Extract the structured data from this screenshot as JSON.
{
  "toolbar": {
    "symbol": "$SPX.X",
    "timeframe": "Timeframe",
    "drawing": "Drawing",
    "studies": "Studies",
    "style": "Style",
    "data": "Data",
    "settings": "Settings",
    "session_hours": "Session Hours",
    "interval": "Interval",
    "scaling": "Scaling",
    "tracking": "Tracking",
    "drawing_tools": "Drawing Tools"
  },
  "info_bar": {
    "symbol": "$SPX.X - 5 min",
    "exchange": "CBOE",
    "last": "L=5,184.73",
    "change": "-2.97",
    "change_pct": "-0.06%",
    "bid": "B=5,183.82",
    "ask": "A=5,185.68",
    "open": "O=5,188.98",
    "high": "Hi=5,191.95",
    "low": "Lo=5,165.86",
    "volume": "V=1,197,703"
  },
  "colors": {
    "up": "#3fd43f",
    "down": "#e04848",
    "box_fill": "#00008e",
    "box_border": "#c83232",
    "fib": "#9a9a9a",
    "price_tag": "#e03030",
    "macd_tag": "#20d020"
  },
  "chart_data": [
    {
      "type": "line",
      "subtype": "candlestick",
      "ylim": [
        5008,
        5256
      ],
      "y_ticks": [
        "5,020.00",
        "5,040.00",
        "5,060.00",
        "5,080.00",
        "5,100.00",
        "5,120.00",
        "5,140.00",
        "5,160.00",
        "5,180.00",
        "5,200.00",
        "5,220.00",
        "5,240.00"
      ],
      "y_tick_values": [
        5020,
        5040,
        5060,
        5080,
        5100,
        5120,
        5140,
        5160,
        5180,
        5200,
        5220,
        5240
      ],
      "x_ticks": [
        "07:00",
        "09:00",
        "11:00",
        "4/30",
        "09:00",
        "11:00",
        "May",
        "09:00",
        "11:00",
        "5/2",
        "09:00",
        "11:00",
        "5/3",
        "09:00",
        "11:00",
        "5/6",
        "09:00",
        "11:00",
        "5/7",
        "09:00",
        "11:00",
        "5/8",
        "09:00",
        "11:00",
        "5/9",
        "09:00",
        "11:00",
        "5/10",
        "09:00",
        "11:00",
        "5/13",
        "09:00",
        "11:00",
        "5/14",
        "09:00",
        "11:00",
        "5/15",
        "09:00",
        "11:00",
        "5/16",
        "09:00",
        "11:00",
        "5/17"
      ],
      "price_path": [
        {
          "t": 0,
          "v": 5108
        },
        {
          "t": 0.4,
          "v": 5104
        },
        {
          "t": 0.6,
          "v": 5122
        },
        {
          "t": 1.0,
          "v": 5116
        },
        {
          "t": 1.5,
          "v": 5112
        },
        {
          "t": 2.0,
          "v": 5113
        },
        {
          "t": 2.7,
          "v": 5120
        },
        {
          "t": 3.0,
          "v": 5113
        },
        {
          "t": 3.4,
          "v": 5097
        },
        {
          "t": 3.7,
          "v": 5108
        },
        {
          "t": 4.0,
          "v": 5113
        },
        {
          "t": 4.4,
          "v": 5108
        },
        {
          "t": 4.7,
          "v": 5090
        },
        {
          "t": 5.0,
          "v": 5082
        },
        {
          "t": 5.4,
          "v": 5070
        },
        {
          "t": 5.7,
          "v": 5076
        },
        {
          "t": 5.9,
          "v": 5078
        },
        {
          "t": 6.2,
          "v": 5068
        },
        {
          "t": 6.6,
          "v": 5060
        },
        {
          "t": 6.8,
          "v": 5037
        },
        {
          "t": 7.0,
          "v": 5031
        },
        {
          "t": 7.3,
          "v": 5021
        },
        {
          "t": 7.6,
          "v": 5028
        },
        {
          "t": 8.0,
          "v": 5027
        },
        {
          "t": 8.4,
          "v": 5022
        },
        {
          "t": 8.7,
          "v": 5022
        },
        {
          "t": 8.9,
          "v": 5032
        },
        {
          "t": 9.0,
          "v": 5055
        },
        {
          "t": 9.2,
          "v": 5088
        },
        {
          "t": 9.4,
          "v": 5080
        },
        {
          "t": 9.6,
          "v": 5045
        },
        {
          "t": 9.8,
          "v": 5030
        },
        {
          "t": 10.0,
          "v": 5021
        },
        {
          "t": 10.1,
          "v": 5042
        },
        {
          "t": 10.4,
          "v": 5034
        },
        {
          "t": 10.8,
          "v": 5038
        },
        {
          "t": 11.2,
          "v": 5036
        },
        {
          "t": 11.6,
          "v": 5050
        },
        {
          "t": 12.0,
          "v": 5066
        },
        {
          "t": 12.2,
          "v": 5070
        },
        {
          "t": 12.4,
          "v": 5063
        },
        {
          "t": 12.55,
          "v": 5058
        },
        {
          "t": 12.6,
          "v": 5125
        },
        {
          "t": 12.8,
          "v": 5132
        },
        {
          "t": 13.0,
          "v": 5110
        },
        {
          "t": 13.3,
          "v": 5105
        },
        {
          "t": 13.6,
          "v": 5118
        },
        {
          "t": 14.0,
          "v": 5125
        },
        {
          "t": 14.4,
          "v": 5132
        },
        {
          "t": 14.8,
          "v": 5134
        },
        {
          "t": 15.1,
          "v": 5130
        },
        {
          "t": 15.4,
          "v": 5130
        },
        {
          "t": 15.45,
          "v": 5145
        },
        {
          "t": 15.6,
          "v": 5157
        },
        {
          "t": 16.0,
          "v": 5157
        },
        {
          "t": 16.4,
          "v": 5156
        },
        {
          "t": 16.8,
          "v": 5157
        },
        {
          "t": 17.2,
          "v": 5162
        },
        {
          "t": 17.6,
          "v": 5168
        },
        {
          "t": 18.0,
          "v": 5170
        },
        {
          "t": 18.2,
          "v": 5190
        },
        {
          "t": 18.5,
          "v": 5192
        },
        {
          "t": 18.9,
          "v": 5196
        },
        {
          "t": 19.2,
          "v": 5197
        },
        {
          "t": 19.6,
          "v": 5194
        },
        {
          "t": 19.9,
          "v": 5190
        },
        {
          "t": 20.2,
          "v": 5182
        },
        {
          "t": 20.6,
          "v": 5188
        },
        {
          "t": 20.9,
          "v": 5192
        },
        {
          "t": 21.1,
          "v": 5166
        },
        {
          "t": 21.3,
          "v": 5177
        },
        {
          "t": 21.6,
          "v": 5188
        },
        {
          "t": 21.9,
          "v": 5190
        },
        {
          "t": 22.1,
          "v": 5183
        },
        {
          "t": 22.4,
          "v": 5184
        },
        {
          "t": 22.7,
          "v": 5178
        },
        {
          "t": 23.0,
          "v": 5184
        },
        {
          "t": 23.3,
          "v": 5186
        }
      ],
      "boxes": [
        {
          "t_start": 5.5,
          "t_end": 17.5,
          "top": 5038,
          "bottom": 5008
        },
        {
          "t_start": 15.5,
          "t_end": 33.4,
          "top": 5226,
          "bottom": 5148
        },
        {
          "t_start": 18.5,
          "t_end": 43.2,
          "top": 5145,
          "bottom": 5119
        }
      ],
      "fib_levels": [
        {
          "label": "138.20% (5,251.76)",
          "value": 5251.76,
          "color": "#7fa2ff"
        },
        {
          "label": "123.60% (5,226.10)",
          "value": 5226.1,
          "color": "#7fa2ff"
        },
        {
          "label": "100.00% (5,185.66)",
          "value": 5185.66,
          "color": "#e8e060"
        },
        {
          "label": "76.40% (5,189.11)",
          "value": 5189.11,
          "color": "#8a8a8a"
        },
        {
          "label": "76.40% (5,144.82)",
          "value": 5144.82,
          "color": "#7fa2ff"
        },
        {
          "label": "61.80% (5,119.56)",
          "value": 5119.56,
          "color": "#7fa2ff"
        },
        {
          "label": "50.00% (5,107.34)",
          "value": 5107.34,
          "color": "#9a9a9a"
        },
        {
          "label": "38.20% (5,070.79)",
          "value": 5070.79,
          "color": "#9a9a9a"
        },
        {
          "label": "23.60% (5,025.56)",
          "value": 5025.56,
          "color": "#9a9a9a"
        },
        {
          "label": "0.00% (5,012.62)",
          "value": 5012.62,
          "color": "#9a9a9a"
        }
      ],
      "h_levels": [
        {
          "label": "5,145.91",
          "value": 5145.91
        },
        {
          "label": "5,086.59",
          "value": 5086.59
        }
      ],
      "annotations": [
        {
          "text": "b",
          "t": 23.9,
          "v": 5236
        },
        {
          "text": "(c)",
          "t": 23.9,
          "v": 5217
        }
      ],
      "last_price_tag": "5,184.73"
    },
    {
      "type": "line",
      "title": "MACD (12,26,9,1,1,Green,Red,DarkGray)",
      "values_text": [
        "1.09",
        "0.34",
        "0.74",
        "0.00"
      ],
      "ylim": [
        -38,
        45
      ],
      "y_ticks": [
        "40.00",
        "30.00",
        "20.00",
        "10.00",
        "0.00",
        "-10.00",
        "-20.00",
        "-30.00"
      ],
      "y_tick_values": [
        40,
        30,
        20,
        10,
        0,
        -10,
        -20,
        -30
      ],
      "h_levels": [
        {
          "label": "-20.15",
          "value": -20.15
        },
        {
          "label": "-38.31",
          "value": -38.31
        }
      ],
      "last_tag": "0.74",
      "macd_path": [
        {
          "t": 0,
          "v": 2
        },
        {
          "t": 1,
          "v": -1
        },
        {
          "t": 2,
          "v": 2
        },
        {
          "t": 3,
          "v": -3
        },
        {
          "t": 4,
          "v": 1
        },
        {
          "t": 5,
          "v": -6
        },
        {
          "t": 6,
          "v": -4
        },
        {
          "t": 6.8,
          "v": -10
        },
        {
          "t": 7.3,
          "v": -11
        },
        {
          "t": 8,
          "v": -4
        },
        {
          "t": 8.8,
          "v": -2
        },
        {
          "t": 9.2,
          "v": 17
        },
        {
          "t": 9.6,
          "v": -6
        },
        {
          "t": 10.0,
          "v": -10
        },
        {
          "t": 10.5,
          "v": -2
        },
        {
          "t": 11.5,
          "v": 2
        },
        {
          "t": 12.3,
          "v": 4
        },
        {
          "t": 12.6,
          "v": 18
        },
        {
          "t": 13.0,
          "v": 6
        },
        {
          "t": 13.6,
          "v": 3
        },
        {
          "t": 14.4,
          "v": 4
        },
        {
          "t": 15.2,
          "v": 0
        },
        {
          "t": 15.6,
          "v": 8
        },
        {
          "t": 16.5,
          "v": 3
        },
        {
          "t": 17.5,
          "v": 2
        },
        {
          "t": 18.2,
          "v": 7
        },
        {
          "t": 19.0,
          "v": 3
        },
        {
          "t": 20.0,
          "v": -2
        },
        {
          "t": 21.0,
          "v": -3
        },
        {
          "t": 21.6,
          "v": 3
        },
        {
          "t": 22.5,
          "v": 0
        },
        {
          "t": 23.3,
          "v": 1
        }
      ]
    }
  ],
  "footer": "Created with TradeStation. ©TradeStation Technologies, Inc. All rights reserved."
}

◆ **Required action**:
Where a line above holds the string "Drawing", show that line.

◆ **Answer space**:
    "drawing": "Drawing",
    "drawing_tools": "Drawing Tools"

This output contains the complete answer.